## What is required
Filter the records below and copy every line containing the word "HOÀN".

━━━━

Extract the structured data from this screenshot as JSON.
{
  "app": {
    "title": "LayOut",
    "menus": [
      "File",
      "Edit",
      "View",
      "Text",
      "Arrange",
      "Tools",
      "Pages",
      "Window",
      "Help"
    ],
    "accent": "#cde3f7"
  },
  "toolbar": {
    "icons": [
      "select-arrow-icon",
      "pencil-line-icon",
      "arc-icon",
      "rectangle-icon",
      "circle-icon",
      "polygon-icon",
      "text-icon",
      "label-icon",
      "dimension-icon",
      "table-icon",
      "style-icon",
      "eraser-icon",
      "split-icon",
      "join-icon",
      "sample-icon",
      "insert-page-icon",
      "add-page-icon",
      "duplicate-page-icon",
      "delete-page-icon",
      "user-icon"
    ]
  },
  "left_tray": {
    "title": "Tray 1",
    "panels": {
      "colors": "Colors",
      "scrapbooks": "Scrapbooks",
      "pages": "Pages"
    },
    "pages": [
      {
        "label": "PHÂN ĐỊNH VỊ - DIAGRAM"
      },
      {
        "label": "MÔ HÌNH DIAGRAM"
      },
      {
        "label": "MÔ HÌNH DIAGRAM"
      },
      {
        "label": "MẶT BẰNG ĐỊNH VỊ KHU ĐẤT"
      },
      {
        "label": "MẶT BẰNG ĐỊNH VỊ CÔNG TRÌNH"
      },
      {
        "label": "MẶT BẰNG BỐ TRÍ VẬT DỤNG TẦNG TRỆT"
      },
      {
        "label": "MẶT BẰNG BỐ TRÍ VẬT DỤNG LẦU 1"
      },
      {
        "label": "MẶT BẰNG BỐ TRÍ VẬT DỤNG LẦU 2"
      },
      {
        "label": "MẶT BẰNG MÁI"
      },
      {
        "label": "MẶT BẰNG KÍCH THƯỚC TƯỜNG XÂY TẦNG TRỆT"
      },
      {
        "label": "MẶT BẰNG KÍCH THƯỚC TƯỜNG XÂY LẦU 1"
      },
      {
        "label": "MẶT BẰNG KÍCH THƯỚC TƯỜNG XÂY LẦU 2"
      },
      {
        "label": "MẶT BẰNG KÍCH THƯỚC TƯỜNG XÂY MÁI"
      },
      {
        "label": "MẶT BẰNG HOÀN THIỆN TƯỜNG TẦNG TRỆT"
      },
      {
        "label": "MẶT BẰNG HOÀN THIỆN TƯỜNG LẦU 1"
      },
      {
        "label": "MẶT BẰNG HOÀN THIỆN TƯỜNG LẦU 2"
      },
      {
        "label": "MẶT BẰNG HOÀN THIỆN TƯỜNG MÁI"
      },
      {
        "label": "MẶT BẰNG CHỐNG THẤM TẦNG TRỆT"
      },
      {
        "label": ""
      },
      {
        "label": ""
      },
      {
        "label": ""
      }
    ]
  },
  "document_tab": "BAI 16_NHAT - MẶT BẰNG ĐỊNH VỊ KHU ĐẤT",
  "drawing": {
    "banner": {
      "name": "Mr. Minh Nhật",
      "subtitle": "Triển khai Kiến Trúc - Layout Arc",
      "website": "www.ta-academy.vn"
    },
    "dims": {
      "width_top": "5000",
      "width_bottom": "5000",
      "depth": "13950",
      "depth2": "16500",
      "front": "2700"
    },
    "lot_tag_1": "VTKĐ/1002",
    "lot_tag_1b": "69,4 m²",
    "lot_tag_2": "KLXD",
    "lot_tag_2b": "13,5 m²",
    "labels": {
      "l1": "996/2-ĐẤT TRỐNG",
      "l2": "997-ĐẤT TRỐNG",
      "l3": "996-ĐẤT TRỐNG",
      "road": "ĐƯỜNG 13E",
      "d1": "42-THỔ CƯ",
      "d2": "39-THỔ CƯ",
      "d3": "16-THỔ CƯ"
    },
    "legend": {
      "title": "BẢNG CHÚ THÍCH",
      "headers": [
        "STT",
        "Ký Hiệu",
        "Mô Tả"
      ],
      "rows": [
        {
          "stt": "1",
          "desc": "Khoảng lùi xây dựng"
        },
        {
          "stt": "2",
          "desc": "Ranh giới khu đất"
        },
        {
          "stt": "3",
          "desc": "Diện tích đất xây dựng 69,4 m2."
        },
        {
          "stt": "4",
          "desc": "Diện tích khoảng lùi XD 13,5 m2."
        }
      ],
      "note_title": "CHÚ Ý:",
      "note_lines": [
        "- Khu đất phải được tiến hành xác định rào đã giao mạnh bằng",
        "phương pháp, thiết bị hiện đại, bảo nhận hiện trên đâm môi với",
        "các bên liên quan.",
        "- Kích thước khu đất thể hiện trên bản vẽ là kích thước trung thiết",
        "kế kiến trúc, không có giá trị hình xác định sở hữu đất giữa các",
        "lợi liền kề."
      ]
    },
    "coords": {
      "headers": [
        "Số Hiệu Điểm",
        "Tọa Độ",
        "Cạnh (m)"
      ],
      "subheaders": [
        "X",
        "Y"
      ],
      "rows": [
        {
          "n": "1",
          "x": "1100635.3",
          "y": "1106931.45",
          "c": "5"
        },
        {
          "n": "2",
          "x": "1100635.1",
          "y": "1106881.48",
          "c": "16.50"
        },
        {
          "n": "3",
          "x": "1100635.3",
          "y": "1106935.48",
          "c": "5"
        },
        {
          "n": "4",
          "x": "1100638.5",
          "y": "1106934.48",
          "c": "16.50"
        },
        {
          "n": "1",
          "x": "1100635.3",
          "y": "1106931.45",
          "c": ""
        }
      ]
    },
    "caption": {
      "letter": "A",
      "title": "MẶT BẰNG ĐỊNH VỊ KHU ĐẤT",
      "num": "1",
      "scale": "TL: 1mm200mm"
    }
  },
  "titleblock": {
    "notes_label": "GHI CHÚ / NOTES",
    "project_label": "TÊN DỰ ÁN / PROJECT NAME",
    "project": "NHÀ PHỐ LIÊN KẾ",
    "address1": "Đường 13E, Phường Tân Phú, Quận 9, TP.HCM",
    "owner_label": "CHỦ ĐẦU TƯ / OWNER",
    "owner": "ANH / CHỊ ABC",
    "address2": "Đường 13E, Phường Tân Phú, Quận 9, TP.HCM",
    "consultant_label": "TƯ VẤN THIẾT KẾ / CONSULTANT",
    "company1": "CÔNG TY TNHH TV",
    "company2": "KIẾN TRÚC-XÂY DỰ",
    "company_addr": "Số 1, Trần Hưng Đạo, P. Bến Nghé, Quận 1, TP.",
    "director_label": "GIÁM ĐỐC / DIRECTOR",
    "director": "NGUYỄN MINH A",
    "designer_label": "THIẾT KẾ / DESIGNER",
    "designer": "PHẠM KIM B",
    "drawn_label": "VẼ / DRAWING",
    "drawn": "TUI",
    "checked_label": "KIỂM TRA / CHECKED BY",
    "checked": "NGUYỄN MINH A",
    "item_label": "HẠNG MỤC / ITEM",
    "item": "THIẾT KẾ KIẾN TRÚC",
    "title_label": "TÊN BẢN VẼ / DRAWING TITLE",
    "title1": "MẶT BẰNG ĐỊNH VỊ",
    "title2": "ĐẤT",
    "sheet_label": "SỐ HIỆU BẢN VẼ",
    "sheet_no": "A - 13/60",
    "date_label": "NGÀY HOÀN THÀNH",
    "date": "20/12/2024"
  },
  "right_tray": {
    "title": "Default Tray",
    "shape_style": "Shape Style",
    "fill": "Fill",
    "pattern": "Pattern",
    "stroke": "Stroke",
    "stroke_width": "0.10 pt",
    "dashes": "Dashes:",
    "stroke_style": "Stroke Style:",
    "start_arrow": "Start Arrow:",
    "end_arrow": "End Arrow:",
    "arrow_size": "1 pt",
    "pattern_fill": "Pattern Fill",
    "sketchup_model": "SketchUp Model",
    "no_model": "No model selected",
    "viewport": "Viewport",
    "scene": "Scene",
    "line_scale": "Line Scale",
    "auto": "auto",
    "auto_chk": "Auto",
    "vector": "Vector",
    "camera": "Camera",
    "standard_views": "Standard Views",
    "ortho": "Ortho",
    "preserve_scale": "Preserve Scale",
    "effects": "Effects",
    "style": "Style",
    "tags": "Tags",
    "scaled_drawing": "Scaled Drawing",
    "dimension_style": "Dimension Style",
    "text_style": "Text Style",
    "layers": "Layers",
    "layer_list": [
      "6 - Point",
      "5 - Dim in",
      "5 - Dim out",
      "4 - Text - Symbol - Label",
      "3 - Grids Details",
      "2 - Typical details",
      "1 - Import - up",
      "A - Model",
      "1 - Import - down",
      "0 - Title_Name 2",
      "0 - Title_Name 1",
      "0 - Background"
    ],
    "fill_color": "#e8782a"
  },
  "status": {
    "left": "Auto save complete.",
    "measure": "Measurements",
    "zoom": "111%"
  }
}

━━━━

## Answer for this exercise
        "label": "MẶT BẰNG HOÀN THIỆN TƯỜNG TẦNG TRỆT"
        "label": "MẶT BẰNG HOÀN THIỆN TƯỜNG LẦU 1"
        "label": "MẶT BẰNG HOÀN THIỆN TƯỜNG LẦU 2"
        "label": "MẶT BẰNG HOÀN THIỆN TƯỜNG MÁI"
    "date_label": "NGÀY HOÀN THÀNH",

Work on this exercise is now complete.